Top of SUPPLIED RECORDS

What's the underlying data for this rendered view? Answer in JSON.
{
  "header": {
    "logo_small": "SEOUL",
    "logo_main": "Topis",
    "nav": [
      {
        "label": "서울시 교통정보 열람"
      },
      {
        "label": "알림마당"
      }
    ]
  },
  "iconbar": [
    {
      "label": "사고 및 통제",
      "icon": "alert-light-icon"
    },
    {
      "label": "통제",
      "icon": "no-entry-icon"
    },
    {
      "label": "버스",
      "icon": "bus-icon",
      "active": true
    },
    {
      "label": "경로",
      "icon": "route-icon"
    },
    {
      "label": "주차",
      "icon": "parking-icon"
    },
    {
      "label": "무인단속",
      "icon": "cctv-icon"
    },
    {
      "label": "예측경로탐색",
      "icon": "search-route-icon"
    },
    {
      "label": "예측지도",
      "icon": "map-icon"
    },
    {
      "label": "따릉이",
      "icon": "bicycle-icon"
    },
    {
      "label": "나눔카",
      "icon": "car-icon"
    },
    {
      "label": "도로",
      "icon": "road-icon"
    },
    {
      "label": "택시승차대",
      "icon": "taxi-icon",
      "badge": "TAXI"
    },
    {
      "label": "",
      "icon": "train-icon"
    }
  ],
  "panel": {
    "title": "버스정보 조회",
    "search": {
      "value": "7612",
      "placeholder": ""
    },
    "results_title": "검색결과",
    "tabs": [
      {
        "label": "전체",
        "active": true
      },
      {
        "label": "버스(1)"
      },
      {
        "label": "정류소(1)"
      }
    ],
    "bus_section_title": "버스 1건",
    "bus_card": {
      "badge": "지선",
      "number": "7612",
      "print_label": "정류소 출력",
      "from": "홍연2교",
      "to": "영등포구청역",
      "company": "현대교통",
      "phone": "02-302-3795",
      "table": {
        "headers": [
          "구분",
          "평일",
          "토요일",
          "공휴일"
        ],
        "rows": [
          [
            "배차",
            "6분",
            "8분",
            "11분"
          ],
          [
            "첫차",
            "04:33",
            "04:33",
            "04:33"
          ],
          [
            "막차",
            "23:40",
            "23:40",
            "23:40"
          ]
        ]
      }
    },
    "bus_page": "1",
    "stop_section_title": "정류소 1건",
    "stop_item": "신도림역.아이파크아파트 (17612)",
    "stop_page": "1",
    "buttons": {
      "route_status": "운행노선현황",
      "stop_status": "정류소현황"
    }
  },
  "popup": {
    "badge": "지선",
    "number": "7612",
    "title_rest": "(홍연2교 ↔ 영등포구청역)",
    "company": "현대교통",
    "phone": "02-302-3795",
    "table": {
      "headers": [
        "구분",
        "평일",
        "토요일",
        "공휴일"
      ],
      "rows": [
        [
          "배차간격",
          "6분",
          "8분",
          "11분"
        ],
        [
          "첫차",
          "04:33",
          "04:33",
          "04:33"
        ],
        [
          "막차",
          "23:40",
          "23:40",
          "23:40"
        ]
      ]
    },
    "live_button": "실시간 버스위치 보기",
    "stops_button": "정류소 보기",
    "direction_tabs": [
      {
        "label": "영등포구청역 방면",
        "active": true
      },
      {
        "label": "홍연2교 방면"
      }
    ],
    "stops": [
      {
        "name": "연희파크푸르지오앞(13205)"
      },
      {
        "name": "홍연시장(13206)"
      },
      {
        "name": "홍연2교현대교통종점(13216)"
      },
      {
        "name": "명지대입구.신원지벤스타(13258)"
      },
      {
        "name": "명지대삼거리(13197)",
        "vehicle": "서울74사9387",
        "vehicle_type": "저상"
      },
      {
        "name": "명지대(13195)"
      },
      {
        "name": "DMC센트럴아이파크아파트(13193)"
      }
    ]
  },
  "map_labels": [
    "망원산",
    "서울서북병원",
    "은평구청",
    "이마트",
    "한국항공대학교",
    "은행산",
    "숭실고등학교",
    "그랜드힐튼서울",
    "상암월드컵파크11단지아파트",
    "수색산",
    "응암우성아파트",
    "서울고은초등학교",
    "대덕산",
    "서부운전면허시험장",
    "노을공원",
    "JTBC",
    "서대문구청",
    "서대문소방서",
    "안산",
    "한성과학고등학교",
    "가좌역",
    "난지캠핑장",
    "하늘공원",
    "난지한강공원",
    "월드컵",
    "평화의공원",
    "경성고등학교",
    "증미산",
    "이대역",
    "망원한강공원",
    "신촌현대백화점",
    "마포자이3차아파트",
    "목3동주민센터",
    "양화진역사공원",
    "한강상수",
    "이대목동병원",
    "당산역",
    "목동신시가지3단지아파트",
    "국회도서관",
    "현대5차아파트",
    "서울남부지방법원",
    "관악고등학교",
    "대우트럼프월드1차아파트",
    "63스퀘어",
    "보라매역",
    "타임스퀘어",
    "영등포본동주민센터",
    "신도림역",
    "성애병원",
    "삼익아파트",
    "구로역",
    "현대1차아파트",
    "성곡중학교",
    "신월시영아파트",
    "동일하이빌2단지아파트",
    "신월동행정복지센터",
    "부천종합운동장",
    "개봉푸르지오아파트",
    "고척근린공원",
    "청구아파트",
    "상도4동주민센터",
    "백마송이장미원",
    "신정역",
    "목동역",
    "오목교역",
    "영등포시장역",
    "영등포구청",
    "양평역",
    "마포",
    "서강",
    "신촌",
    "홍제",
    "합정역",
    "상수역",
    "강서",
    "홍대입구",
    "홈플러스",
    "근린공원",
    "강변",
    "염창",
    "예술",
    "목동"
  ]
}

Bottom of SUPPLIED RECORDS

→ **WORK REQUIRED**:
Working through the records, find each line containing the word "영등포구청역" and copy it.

→ **ANSWER**:
      "to": "영등포구청역",
    "title_rest": "(홍연2교 ↔ 영등포구청역)",
        "label": "영등포구청역 방면",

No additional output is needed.